In my state there is a U.S. Senate candidate who is a physician in his day job. He is opposed to smoking ordinances, where smoking is legally prohibited in workplaces and anywhere the public is served, such as restaurants. These ordinances are a policy solution. We could rely on public education encouraging smoking cessation, and we could encourage businesses to voluntarily ban smoking in their own establishments. More and more communities are enacting this policy to protect nonsmokers, including people exposed while they do their jobs. It is considered necessary because there are thousands of deaths associated with second hand smoke, and other options, such as no smoking sections don’t work.

This candidate opposes smoking ordinances, not because he thinks smoking-related illnesses are a good thing or because he has a financial interest in the tobacco industry, but because he values private property rights over health concerns. It is a values question.

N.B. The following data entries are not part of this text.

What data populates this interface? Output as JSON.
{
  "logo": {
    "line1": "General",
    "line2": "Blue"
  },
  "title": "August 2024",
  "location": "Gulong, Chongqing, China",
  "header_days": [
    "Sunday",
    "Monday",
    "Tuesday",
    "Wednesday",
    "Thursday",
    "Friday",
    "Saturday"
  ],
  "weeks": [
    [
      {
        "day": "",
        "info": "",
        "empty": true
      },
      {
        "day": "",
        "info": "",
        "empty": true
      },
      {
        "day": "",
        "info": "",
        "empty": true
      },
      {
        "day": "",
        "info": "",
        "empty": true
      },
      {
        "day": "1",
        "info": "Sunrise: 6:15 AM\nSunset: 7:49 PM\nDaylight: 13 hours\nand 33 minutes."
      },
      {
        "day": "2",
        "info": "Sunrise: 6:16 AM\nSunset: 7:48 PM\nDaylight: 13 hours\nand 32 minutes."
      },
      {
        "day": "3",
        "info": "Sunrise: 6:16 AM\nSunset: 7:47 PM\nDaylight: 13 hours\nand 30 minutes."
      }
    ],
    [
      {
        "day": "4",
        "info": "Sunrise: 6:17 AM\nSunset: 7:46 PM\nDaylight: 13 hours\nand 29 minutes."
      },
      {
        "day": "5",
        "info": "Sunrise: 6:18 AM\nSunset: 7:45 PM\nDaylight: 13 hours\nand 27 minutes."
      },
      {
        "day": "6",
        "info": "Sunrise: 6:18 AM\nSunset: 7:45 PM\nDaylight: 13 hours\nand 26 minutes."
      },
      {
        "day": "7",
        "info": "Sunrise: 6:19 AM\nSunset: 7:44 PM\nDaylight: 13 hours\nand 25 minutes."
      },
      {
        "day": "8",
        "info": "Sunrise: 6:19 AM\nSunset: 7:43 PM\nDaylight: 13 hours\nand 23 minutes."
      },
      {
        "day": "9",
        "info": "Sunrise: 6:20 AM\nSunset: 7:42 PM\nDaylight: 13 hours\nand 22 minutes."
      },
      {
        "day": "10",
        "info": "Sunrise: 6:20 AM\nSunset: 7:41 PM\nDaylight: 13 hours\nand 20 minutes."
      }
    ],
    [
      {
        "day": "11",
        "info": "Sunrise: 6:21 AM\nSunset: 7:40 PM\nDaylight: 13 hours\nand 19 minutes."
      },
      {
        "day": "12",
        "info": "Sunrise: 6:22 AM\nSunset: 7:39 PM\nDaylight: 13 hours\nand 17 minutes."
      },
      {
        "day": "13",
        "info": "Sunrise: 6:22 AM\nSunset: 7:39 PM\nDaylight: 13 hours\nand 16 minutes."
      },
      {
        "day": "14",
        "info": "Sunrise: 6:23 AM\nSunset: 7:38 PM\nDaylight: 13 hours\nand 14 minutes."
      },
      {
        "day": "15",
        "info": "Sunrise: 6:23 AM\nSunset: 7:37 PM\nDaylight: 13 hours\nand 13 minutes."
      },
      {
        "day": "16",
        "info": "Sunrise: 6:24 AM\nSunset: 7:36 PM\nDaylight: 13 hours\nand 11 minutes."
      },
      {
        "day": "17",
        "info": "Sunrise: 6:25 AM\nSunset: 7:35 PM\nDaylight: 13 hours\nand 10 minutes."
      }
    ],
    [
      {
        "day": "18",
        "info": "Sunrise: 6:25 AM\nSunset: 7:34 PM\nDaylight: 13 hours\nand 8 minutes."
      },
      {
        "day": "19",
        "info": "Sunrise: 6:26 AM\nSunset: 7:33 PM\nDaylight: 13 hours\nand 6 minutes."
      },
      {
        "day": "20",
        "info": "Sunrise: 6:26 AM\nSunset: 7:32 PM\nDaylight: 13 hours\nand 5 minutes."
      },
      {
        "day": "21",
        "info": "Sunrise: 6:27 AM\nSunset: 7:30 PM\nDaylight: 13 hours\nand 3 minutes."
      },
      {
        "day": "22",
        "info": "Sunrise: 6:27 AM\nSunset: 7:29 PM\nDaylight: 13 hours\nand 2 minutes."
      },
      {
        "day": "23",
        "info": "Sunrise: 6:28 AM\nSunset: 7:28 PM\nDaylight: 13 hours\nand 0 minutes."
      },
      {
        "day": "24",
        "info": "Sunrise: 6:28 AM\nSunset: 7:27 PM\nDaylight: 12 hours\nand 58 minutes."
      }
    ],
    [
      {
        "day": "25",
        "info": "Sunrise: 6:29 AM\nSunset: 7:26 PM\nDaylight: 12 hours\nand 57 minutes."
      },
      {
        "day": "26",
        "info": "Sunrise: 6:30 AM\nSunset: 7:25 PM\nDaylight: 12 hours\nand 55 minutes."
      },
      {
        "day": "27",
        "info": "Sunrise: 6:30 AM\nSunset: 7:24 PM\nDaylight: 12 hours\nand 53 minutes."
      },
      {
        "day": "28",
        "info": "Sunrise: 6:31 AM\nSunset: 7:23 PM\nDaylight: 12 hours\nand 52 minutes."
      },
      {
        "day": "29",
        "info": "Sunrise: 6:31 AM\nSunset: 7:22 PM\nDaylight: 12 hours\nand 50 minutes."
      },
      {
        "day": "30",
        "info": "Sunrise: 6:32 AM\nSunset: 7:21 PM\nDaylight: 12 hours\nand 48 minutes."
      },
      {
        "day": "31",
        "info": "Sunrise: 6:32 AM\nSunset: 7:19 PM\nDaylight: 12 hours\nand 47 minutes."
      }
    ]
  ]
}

How high on the scale of things do we place health? Do we think it is important to protect all people from exposure to tobacco smoke, or do we consider individual choice and property rights to take precedence? Do we think it more important to protect the health of Gulf of Mexico water and shore land, or is it more important to protect economic interests and drill baby, drill. Should we aggressively expect food producers to make and sell healthier foods, or should we instead try to change consumer demand by public education, relying on the market to eventually come around to healthier products? Do we demand unlimited access to guns as a right, or do we take steps to limit the homicides and suicides linked to the large number of firearms in our society?

It is hard to determine the political will these days. Some individuals and groups put a premium on individual liberty and level "a pox on your house" to those who believe that government policies are important to bring about a community where most people can thrive. Does that perspective really represent most people, or just a vocal minority? Maximum individual liberty at the cost of poor health doesn't seem like a way to assure that all can pursuit happiness.

No comments: